Up at Gloucester Stage, Table Manners is pretty nearly perfectly rendered, too. Or at least its imperfections hardly matter. Several members of its solid cast - Steven Barkhimer, Sarah Newhouse, Richard Snee, and Jennie Israel in particular - are doing their best work in recent memory, and director Eric C. Engel has drawn from them, and from his whole ensemble, a beautiful sense of - you know, ensemble. Here and there I wished for a bit more shading on this or that aspect of this or that character - I loved Barkhimer's impish wit as Norman, for instance, but wondered if there shouldn't be a slightly stronger twist of bitters beneath it. Meanwhile Barlow Adamson is perhaps slightly too credible as a possible beau for another disappointed character. And one actor, Lindsay Crouse, is miscast, but covers for it with an impeccably detailed performance that almost convinces you she's got the character's inner conflict goin' on, too.

I had a few other quibbles - the set, in which everything was at the wrong angle, worked as a kind of obstacle course for the actors (which is very Ayckbournian), but its metaphor was a bit obvious - and one poor audience member actually took a spill over it, too. And though Engel rendered the surface of the script beautifully, he didn't quite pull off - in part because of Ms. Crouse's miscasting - whatever emotional resonance can be wrung from its big twist, when its most sexually-judgmental character suddenly succumbs to Norman's rather-resistible charms. There's more pathos to be found there, or perhaps more punch - at any rate more something.

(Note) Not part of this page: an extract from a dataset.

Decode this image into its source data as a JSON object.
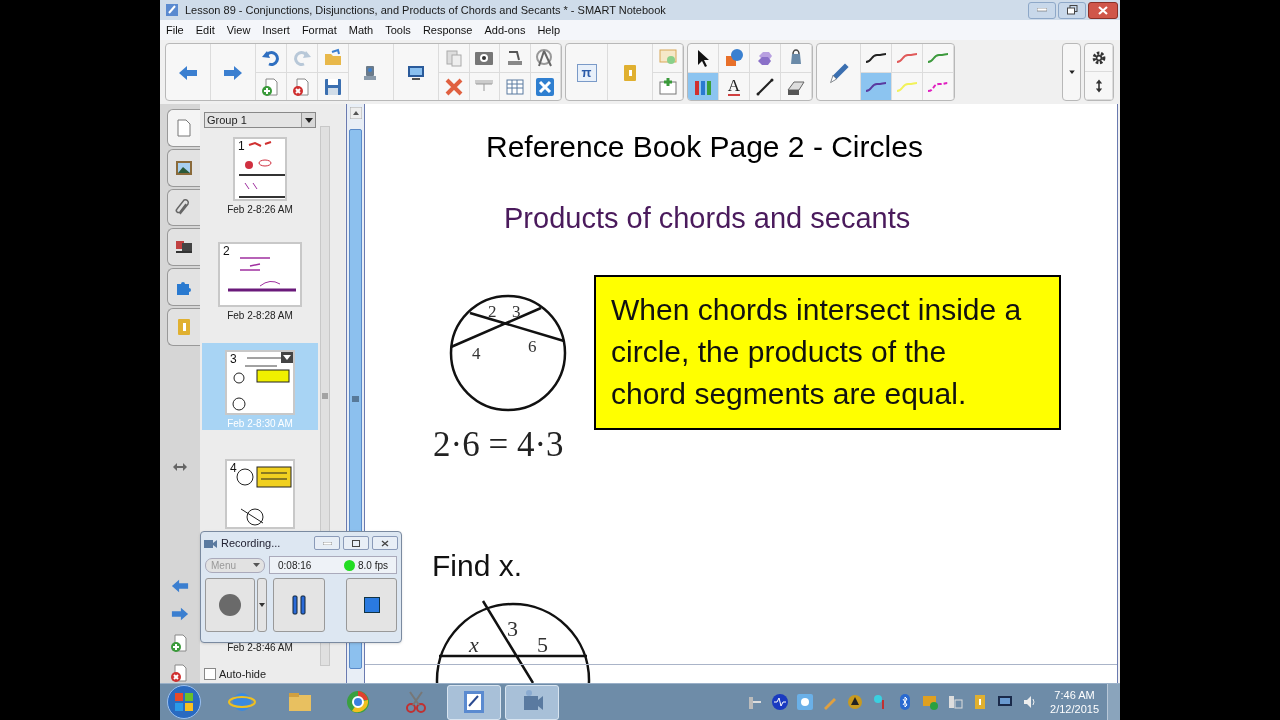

But what gave the evening real resonance was, oddly enough, what a friend of mine summed up with the comment, "This play feels dated now - and that's what's interesting." I couldn't have agreed more. Ayckbourn's whole conception of Norman - immature and irresponsible and innocently selfish, but still fighting for spontaneity and life - recalls a masculine ethos that today has been utterly crushed; nowadays, masculinity is defined by either power or pathology, but not by poetry. And maybe more's the pity. Norman's seductions (of even his wife's sister!) do seem contemptible, until we meet his wife Ruth, one of Ayckbourn's most brilliant creations: Ruth is sympathetic and strong, and calmly competent and utterly suffocating. To her, romance is faintly ridiculous in and of itself. And if a play can be construed as a reflection of a pitched cultural battle, then there's no denying that since the debut of Table Manners, the Ruths of this world have won. Indeed, when I perused Louise Kennedy's review in the Globe, I felt a weird frisson of recognition: this was Ruth talking. But can any artist actually predict his critics? Perhaps in his next Rubik's-cube-style script, Ayckbourn might consider including the audience, too.